    Do I feel broken? Definitely, and trying to recover. Divorced, still struggling financially when I thought my retirement would be assured, trying to rebuild strained relationships with my kids, I wouldn't say I'm finished evolving or that I've gotten to where God wants me to be.

    But I think you touched on two keys that will lead us forward to wholeness: community, and self-esteem.

    Our challenge today is to make sure (we and) our young people still have opportunities to live in community and to foster their self-esteem.

    Parenting isn't taught in school and people don't come with user manuals. We can only do our best and have faith that we will win past this challenge.

    And, of course, each of us is charged with repairing and maintaining our own soul. Wholeness is my goal.

    @Sandra: "me, me, me" has always been big in some circles. Generation X embraced it fully. I think my generation Y children are learning to live in and care about community, for example through the emphasis placed on volunteering in their high schools. I think that this, too, shall pass - and that we are all missionaries who are charged with doing our part to make it happen!

  5. Really liked this one. Your honesty in saying that you don't have it altogether, that you also struggle with wholeness, touched me.

    It also encouraged me that there is hope. I sure don't feel whole a lot of the time.

    Take care, Wendy, and thank you for your words!

  6. May God's blessings shower you today Wendy....Be well my friend.

    All the Very Best,

    Brent Mann

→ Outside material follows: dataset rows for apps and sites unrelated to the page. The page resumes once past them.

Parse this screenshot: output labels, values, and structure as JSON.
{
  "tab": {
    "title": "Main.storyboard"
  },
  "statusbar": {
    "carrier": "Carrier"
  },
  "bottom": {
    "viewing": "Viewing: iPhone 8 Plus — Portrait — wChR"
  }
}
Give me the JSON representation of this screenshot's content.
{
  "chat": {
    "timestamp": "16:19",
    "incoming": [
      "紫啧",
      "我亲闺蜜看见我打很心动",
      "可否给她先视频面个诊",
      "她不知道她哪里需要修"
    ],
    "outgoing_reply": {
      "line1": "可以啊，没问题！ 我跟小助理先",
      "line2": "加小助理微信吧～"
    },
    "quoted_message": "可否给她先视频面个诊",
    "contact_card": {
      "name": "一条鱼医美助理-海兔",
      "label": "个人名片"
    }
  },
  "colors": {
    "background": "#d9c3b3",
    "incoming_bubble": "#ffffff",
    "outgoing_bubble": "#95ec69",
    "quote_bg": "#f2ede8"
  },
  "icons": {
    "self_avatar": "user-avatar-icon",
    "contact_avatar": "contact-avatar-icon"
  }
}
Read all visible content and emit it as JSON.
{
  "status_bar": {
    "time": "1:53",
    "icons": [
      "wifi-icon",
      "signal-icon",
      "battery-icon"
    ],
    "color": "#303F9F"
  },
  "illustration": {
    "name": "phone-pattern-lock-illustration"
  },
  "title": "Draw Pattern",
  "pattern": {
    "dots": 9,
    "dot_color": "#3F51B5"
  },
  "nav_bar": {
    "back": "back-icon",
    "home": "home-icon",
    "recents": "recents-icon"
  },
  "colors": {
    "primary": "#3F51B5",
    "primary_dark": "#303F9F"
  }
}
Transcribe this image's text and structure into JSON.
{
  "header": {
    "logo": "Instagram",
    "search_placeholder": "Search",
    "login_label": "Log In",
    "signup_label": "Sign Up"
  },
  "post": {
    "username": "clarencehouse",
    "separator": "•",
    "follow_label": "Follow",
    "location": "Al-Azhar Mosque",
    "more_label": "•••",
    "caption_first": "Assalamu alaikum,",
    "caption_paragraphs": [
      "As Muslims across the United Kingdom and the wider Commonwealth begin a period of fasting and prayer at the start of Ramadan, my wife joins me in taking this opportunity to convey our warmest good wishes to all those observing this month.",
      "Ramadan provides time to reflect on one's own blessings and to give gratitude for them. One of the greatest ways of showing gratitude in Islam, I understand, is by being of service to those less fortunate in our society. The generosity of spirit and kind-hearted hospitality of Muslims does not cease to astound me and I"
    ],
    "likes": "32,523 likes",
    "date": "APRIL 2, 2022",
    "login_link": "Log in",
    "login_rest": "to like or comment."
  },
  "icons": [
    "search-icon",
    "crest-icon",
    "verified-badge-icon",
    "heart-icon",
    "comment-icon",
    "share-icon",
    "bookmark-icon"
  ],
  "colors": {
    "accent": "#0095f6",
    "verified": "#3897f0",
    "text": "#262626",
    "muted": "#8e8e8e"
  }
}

  7. Between the relinquished past and the untrodden future, lies the Eternal Now....that's where we need to be. Practicing His Presence now,no matter what state of mind, body or place we are, My God reigns. I am so thankful for that!